Following the news that Australian sim racing rig manufacturer, Trak Racer, would enter the electronics game comes its first-ever wheel base.
The company primarily known for cockpits is now venturing into the wider ecosystem, with functional prototypes for its handbrake, sequential shifter, steering wheels and pedals, plus the debut of a new wheel base.
Two versions of the device are currently planned: 15Nm and 30Nm of peak torque
Initially PC-only, Trak Racer is said to have been testing the motor for over a year and was gathering feedback from visitors of the Maastric-based Sim Formula Europe event ahead of finalising its design. Production is expected towards the end of this year.
We were able to test a very early pre-production version of the 15Nm base, albeit not at its peak torque output, paired with the company’s latest TR160S rig, pedals, sequential shifter and handbrake – all also shown in prototype form at the event, save for the cockpit which is complete and available to purchase now.
The feedback felt detailed and well-suited to the rally title at this early stage, but any serious judgements must be saved for a much later date. There is potential here for the upstart to challenge the more established wheel base manufacturers.
We tested the device using one of Trak Racer’s steering wheels. Relatively simple GT and rally or drift-style wheels are ready for production, following a first public showing as 3D printed models back in 2022. A formula-style wheel with an LCD display is still in development.
Outside of its own range, the plan is to have a quick-release system with wireless power and communication that supports third-party brands. We expect to find out more later in the year.

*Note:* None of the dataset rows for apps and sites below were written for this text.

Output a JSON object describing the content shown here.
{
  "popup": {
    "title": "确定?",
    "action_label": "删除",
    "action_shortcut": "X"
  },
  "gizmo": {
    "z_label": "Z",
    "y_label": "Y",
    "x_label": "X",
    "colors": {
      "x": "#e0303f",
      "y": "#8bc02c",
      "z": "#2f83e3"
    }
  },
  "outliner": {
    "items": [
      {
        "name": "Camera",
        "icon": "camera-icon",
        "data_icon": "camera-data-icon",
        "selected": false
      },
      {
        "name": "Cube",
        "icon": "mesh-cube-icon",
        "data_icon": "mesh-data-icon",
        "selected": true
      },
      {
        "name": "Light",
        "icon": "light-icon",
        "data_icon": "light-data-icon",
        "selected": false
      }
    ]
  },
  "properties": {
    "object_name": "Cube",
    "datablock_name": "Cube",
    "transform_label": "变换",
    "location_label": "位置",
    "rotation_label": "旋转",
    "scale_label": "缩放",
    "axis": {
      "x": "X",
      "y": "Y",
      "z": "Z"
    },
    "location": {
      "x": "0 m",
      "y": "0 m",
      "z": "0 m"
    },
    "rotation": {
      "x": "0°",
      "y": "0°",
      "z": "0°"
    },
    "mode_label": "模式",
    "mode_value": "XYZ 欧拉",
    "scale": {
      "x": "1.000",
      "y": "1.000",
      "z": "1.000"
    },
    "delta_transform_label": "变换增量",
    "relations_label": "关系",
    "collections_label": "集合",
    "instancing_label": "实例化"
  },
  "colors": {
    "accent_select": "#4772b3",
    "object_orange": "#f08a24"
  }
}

Made from what’s claimed to be ‘aviation-grade’ aluminium alloy, the device can be bottom, front or side mounted,
“We’re a manufacturer of hardware and there are multiple options for mounting items,” explained Trak Racer’s Global Business Development Manager Johan Akkerman to OverTake.
“We figured ‘you know what’, we’ll make a wheelbase that mounts on pretty much any other manufacturers’ rigs as well.”
Software To Match The Hardware
Of course, electronic sim racing hardware requires software on a PC to tinker with settings. In another first for the company, Trak Racer Device Manager is just that. While the devices are clearly prototypes, the way you set them up felt extremely advanced, if not final in its on-screen descriptions.
In our demonstration, it seemed logically laid out and you could alter parameters across all the proposed devices.
One example is the LED light control (the wheel base features two exterior strips) which in theory could allow them to showcase engine revs, coloured flags, flash at a low fuel level, when the pit limiter is engaged or even blink if there’s a car on your left or right.
For the upcoming formula-style wheel with an in-built display, the readouts could be customised (or selected from presets) within the software too.
Of course, there will be a detailed array of force feedback settings to play with alongside items such as the range of movement for the handbrake or pedal load volumes.
Near-Complete Sim Racing Ecosystem
Apart from producing its own PCs, consoles and virtual reality headsets, it seems that Trak Racer is aiming to be a ‘one-stop-shop’ for sim racing.
Alongside the aforementioned equipment, it has also started shipping gaming monitors – it offers a 49″ 144HZ DFHD 3840×1080 Super Ultrawide (32:9) and a 34″ Ultrawide UWQHD 165HZ 1MS QLED 3440X1440 (21:9) – check your graphics card for compatibility. It even has a wireless headset with a microphone available.
What we can say at this stage is that Trak Racer is not short of ambition as we expect further updates and pricing throughout the year.
What are your expectations from Trak Racer’s initial electronic sim racing hardware range? Let us know in the comments below and we’ll be back when the time is right with a detailed review.